June 1982 to August 1996
In the early years of the HIV epidemic the medical establishment could provide no solution to the crisis; infection with HIV often led to AIDS which meant a slow and painful death.
This period is now commonly referred to as the AIDS crisis and gay communities throughout the Western world bore the brunt of the early epidemic.
Stigmatisation and prejudice were commonplace, even from within the gay community and misinformation and ignorance of safer sex meant the disease spread rapidly. The tabloid media whipped up a climate of anti gay fear with lurid headlines such as 'Gay Plague' fuelling long held prejudices. Many people did not take a test through fear.
Out of this sense of hopelessness and fear a climate of solidarity developed and many community action groups and support groups sprung up such as Body Positive and AIDSline West Midlands, with gay men and women showing extraordinary courage and kindness in the face of what was for the majority a death sentence.
Even with the prescription of AZT in the late 1980s the prognosis for anyone diagnosed as positive was not a good one, with high doses of the drug causing crippling side effects and only prolonging life in the short term.

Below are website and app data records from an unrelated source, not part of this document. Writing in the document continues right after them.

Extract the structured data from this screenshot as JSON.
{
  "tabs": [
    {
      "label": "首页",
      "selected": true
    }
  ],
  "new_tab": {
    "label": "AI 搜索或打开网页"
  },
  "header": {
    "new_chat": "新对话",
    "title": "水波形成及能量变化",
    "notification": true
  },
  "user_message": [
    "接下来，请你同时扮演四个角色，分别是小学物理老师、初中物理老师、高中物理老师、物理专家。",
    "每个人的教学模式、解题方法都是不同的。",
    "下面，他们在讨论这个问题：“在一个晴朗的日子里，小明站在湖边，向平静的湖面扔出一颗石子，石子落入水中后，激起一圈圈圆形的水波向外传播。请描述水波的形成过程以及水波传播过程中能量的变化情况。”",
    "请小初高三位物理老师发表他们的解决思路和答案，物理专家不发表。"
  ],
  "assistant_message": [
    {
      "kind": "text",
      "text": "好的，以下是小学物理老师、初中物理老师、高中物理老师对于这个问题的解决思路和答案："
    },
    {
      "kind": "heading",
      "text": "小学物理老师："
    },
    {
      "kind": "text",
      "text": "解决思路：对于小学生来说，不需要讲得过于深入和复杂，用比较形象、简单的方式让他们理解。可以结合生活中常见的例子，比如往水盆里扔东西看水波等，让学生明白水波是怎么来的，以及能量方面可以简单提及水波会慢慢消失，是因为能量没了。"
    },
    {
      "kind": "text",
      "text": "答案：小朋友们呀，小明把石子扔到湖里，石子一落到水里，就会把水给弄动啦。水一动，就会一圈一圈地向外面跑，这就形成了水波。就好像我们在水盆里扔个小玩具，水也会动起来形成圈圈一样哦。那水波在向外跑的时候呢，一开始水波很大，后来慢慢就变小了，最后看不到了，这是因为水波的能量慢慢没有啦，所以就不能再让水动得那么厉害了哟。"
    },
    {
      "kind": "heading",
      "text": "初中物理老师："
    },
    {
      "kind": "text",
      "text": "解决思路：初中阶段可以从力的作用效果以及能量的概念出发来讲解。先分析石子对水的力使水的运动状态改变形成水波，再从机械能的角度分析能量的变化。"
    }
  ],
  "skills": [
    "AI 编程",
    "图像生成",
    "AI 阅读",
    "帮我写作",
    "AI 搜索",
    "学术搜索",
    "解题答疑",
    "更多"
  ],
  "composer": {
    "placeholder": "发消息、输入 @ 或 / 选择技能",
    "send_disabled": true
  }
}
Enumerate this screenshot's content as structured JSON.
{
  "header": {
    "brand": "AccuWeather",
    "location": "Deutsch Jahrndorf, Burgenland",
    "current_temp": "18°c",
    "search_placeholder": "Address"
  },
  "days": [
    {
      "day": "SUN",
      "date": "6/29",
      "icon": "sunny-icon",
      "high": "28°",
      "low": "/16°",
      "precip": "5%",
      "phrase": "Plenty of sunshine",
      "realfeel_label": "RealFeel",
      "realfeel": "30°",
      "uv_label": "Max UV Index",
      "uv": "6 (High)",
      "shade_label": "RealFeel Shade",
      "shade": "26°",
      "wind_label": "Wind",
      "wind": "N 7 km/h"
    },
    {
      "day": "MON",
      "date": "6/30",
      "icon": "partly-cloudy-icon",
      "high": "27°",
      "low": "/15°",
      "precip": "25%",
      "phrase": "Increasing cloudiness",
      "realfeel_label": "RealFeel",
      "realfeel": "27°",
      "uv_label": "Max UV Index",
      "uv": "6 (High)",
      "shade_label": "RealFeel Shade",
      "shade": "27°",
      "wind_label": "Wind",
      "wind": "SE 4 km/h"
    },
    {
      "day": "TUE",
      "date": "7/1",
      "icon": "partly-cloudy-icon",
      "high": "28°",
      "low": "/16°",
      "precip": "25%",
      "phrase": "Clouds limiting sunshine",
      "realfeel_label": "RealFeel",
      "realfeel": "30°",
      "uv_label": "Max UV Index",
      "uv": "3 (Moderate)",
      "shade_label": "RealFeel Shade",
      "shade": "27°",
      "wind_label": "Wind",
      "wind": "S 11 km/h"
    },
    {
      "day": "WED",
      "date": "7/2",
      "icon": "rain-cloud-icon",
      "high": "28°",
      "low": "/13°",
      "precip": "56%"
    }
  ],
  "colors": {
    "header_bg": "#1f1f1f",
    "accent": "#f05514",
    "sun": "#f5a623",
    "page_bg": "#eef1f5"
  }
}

Many people were lost before the widespread use of life saving anti-retrovirals in 1996, which had been in development and trials for many years.